# [Task details]
The sole answer should be the number of lines in the material below that hold "this".

○ ○ ○ ○ ○

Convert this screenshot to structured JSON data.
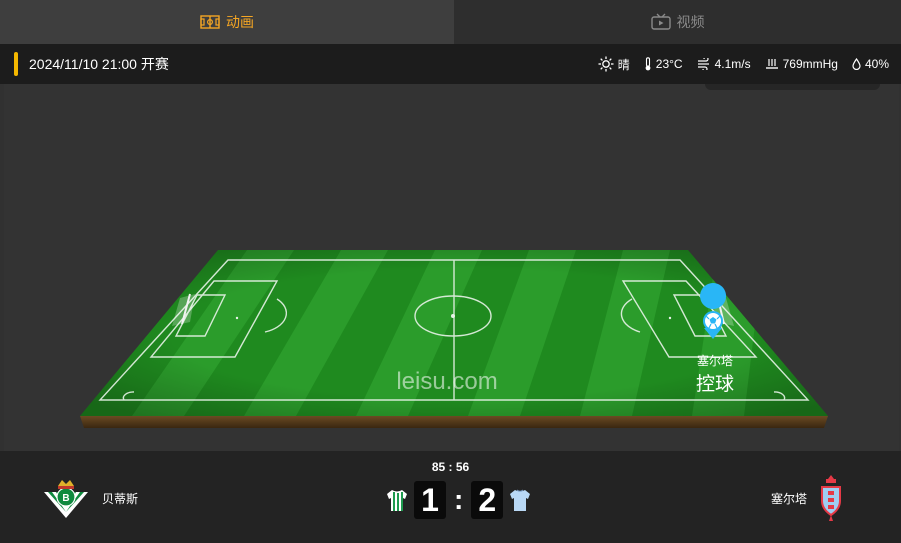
{
  "tabs": [
    {
      "label": "动画",
      "icon": "pitch-icon",
      "active": true
    },
    {
      "label": "视频",
      "icon": "tv-icon",
      "active": false
    }
  ],
  "info": {
    "kickoff": "2024/11/10 21:00 开赛",
    "weather": "晴",
    "temperature": "23°C",
    "wind": "4.1m/s",
    "pressure": "769mmHg",
    "humidity": "40%"
  },
  "field": {
    "watermark": "leisu.com",
    "possession_team": "塞尔塔",
    "possession_label": "控球"
  },
  "match": {
    "clock": "85 : 56",
    "home": {
      "name": "贝蒂斯",
      "score": "1"
    },
    "away": {
      "name": "塞尔塔",
      "score": "2"
    },
    "separator": ":"
  },
  "colors": {
    "accent": "#f5a623",
    "kickoff_bar": "#f5b800",
    "grass_dark": "#1f8a1f",
    "grass_light": "#2fa22f",
    "possession_marker": "#29b6f6"
  }
}
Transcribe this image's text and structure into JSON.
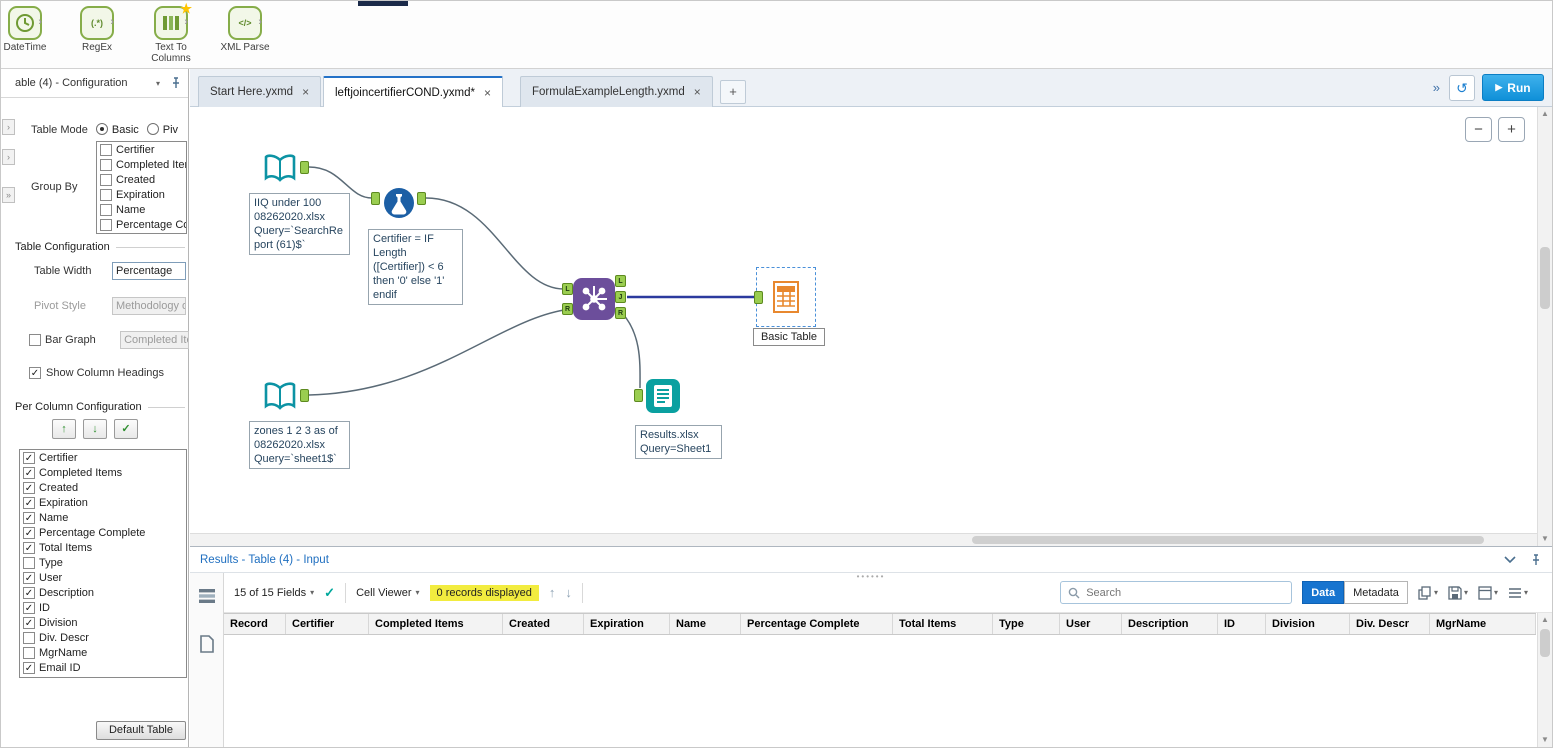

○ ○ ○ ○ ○

# [Completed exercise]
2